As you know, diversification is important when it comes to asset allocation and investing. What you may not have heard is how equally important diversification is in tax location, especially when it comes to retirement income planning. Many retirees find themselves in high tax brackets during their retirement years because they failed to properly diversify their tax situation.

Most people save for retirement during their working years using tax-deferred retirement accounts such as 401(k)s or IRAs which reduce their income tax liability during the contribution years. Often, a retiree’s largest nest egg is located in these tax deferred vehicles where every dollar that is withdrawn is taxed at earned income rates.  Many retirees are shocked by the toll that taxes can take on the value of their investment portfolios when it comes time to access their money in retirement.
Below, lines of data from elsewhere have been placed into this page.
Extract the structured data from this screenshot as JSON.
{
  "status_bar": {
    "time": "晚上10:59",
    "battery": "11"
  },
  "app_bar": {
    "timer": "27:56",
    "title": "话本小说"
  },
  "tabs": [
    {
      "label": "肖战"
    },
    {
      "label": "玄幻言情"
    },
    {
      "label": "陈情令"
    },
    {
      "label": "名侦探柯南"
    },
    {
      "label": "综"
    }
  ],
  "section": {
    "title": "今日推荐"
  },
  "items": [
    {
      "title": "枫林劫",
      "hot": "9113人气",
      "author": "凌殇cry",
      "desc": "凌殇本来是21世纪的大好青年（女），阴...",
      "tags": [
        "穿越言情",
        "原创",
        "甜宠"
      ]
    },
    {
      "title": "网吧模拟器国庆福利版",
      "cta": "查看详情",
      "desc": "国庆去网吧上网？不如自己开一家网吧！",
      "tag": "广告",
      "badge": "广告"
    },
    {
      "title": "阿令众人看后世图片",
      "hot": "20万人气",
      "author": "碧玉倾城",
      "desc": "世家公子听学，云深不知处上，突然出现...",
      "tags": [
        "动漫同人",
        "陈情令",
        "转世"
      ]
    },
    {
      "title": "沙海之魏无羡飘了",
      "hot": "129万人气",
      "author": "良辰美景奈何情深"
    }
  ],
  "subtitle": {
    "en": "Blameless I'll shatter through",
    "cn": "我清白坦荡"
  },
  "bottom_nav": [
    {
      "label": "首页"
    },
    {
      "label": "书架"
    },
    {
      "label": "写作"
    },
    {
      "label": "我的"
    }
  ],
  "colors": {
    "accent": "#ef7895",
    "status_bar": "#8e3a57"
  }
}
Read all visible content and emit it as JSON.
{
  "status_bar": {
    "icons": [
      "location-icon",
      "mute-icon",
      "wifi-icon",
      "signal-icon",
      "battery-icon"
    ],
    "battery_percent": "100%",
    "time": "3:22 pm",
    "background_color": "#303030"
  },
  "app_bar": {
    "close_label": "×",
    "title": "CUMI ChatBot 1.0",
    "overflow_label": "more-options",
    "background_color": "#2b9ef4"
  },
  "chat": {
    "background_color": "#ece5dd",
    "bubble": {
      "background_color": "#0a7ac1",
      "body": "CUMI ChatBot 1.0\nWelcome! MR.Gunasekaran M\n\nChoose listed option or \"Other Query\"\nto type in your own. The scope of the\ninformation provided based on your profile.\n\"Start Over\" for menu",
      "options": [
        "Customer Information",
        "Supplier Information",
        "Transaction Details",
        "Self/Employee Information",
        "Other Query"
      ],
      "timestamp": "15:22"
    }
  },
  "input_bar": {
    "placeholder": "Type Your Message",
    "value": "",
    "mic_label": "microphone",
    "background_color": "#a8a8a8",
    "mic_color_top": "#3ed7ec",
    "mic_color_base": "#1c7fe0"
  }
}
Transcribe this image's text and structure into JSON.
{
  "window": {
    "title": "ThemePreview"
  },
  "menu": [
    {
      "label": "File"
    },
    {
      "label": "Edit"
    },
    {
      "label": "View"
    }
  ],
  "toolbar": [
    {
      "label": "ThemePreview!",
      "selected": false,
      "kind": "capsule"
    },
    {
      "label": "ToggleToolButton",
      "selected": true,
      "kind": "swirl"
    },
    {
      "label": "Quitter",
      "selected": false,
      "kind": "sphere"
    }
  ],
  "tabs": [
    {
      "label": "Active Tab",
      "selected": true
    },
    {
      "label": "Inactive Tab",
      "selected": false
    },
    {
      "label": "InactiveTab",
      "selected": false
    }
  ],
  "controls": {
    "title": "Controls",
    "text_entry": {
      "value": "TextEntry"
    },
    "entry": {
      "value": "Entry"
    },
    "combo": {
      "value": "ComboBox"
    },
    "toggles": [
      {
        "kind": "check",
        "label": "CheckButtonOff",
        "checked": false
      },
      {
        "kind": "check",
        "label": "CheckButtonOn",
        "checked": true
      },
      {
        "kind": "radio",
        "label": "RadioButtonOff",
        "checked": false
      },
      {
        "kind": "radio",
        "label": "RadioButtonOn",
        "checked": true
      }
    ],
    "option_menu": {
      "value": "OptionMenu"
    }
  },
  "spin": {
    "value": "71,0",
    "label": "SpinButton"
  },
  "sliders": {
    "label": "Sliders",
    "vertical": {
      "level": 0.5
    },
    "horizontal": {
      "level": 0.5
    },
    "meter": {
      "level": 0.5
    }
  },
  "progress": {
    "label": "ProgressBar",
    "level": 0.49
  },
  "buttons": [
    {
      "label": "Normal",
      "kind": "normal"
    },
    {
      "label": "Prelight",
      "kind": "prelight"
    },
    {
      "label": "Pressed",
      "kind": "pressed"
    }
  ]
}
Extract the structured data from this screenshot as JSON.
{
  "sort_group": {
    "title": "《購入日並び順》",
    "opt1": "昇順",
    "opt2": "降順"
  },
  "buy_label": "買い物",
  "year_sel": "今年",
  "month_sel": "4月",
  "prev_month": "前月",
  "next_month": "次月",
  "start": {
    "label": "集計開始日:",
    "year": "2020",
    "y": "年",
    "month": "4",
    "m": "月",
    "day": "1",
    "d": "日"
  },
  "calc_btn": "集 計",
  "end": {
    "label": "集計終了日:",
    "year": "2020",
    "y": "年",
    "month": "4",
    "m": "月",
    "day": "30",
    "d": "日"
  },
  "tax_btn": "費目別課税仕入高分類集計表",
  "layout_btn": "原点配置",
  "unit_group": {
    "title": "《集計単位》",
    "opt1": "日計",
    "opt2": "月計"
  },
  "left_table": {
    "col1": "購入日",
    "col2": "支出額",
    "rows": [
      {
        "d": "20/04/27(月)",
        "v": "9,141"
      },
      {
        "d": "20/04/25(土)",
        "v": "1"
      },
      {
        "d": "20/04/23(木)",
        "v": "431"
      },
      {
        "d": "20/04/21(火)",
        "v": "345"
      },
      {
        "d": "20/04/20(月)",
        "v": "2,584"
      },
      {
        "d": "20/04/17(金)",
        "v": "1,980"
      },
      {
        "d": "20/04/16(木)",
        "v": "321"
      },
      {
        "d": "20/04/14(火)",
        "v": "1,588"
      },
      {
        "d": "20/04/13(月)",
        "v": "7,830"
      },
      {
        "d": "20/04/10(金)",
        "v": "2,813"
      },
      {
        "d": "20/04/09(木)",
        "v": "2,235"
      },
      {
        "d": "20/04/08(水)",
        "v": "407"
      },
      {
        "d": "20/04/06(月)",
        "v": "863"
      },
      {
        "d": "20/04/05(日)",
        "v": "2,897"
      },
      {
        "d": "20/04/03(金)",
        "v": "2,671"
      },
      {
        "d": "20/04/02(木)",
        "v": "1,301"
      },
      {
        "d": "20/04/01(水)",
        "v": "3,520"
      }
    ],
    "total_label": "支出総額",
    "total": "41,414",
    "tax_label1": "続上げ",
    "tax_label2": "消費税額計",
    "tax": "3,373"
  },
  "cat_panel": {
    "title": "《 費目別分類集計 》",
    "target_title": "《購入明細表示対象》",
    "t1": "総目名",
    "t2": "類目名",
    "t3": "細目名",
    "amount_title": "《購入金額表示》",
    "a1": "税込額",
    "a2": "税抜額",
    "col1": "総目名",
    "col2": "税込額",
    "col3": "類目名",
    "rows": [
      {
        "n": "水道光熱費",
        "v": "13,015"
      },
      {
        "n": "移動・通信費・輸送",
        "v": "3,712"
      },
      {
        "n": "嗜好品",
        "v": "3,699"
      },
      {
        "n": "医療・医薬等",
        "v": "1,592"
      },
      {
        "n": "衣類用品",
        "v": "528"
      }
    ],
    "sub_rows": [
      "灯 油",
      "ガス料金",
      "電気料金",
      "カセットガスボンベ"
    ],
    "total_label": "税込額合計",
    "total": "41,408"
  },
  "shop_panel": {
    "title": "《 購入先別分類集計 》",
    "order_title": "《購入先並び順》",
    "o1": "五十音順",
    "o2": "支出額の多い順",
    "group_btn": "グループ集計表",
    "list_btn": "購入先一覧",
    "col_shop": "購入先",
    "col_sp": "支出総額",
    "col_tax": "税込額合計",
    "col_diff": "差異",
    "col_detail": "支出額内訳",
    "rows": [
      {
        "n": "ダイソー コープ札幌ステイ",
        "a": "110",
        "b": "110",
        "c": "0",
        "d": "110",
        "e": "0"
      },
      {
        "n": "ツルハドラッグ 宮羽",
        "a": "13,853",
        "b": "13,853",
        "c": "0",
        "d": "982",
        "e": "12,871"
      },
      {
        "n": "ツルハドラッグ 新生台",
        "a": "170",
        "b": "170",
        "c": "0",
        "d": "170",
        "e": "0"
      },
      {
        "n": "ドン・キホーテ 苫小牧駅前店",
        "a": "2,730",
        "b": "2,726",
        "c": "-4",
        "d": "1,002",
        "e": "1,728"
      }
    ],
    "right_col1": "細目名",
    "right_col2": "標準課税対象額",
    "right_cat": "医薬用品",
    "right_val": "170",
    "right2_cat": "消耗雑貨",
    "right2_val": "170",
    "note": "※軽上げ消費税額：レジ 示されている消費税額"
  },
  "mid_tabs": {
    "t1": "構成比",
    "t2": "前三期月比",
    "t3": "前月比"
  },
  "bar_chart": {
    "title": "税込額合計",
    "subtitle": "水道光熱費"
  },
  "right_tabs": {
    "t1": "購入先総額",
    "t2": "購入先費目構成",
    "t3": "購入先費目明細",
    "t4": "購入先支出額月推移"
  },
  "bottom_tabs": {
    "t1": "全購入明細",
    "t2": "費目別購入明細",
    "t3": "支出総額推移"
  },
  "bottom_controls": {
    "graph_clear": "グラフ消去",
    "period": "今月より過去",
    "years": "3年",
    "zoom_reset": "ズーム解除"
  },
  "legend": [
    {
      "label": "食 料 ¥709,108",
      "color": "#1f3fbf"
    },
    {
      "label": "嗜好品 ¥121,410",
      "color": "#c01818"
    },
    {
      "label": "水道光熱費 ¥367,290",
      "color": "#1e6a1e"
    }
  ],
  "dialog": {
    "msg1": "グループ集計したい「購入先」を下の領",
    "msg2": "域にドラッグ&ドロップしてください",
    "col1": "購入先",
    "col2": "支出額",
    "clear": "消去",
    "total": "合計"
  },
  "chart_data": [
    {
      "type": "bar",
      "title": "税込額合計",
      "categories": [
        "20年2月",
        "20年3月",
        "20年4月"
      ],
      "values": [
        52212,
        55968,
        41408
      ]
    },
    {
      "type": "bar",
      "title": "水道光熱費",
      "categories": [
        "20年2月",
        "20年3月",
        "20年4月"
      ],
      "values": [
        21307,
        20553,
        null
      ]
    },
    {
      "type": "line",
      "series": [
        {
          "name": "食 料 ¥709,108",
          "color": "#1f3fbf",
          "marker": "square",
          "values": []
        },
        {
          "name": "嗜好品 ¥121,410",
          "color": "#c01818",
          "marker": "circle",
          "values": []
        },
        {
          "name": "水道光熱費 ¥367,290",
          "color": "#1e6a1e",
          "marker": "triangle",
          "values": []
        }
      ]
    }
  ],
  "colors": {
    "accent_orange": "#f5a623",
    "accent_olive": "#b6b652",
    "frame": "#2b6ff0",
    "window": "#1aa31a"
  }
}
That’s not all.  In addition to higher taxes, distributions from tax-deferred accounts can cause more of your Social Security to be taxed and your Medicare Part B premium to increase. The good news is that a little prudent planning today can help alleviate the tax burden in the future.

Tax diversification means having some of your assets in tax-deferred accounts (fully taxed upon withdrawal at earned income rates), some of your assets in Roth accounts (tax free upon withdrawal), and some of your assets in taxable accounts (earnings are taxed at a lower long-term capital gains/dividends rates, or are tax free in the case of municipal bonds).

One way to optimize your withdrawal strategy is to take just enough from the qualified account so that, combined with your Social Security and pension income, keeps you in the same tax bracket. This is a smart strategy because it minimizes the amount of tax you’ll pay on the most heavily taxed source of funds.

Then you take the remainder of the income you need partly from your non-qualified (a.k.a. taxable) account (15% tax on just the gains, if held for more than one year), and partly from your Roth IRA, tax-free.

In this scenario, you were able to get the money you needed, without moving into the next, higher tax bracket, and by paying tax rates that ranged from 0% to your marginal tax rate.

By contrast, if all of your money is in qualified accounts (as it is with most people), you’ll have no options — you must simply pay at whatever marginal tax bracket you happen to be when you make the withdrawals.

Therefore, making partial conversions from your Traditional IRA to Roth IRA after retiring but prior to turning 70.5 and being forced to take Required Minimum Distributions can be an effective strategy.  There are no income limitations on making conversions.  The ideal time to convert is when your ordinary income is lower, presumably right before or after retirement.

How much you withdraw from your investments may be the most influential factor in how long your money will last. Since every dollar you spend on taxes is one less you must spend in retirement, the goal is to minimize taxes and increase after-tax income. Tax diversification can help structure withdrawals to potentially reduce taxes and increase the amount of after-tax spendable income.

It’s not what you earn; it’s what you keep.